I feel like there are two angles that I need to broach in reviewing this – firstly how does it square up to / sit alongside the Alien franchise and secondly is it any good in it’s own right.

(This review is very, very mildly spoilerific btw but no major plot details or anything..)

Let me get the big Alien question out of the way first.

Aesthetically and visually it feels akin to the first two to me but with a glossier, slicker edge. It’s by no means sanatised when it comes to grooey bits and unpleasant deaths but it doesn’t have the run-down, grimey quality of the original film. Contextually in terms of the actual space ship etc this makes sense because of the reasons they are there but it’s present in the direction and cinematography too. The characters are thankfully fairly close in spirit to the best moments of the Alien films in that I found them mostly believable and uniformly well acted. 

The clue is in the title of course but philosophically it felt like quite a departure from the original series. For all that the Alien films spun on the axis of gestation, birth and survival it was in a unilaterally darwinistic way. Rape as the most effective form of impregnation, survival of the fittest, and above all the devastating strength of mother-love. So despite all the procreation the creationist dilema of Prometheus still came as little bit of a surprise to me. It sits (albeit inconclusively) to the side of theology I’m personally comfortable with but this is absolutely a film about looking for God in our ancestral trail. I perhaps found it slightly disappointing that the theology had to be framed within the recognisable symbolism of the crucifix but I can understand why it works as as a shorthand for the audience. I do think it’s interesting that the cesarian scene is written as a cesarian and not an abortion, but I am possibly reading too much into that.

If the Alien films are Mother then Prometheus is Father. This is born out both by the fathers and their children (both metaphoric and literal) that pepper the plot as well as the design of the huge, muscular, Fusili-like Engineers and the general masculine heft and might of the film itself.

On the whole it feels like a film that exists within the same universe as the Alien films but very much has it’s own rhythm and agenda.

So on to the second question – is t any good?

This is much easier for me to answer because yes, as a standalone piece I found it very enjoyable.
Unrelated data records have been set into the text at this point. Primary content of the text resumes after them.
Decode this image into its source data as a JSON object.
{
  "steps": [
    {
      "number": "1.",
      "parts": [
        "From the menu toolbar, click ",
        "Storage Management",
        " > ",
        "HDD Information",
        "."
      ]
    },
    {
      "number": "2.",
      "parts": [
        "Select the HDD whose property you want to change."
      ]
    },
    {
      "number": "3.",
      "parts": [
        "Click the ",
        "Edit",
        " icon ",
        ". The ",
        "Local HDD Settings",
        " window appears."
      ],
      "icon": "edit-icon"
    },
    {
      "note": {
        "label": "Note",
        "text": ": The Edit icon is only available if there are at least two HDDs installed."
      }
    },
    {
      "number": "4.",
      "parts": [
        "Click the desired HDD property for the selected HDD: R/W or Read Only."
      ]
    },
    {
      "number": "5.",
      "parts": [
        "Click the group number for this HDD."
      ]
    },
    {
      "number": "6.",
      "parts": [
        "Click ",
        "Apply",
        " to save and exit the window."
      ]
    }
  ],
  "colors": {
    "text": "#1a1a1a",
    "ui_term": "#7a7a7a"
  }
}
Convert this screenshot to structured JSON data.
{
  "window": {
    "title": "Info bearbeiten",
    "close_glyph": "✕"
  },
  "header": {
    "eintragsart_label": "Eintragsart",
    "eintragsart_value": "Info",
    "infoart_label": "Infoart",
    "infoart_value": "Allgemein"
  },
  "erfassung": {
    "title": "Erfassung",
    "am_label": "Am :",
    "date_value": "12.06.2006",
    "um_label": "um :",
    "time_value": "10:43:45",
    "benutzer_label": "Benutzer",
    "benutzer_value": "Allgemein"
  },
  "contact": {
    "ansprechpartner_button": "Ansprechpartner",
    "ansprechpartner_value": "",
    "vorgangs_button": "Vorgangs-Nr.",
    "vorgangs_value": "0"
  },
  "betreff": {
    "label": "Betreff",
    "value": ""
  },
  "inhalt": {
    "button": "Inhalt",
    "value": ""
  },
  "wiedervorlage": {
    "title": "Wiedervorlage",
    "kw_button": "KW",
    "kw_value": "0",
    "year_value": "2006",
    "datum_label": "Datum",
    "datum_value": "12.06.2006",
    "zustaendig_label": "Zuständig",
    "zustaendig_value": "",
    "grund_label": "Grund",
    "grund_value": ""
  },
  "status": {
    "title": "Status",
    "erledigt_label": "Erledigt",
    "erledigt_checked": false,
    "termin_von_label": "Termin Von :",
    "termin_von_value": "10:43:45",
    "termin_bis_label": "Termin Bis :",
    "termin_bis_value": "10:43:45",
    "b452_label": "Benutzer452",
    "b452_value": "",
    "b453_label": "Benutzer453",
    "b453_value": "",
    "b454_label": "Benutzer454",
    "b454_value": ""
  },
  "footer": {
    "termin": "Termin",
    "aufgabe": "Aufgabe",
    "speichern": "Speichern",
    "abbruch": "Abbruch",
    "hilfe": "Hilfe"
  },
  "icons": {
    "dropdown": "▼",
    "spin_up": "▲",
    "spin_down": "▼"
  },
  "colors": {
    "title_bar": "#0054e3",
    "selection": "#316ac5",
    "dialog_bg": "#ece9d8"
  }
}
It looks magnificent and it has a solid mixture of nastiness, action and dialogue. The cast are excellent particularly Michael Fassbender and Charize Theron who between them stole the film for me. Noomi Rapace has some strong moments in the film but for some reason never really felt like the lead to me although technically she is. Fassbender’s Bishop by way of Bowie in The Man Who Fell To Earth is without doubt the best thing on screen at any point in the film – he is absolutely spellbinding.

If I am being critical the pace sags a little in places, particularly in the first third, but it still tops out as a well above average sci-fi / action movie.


And for anyone who has seen it – I leave you with these: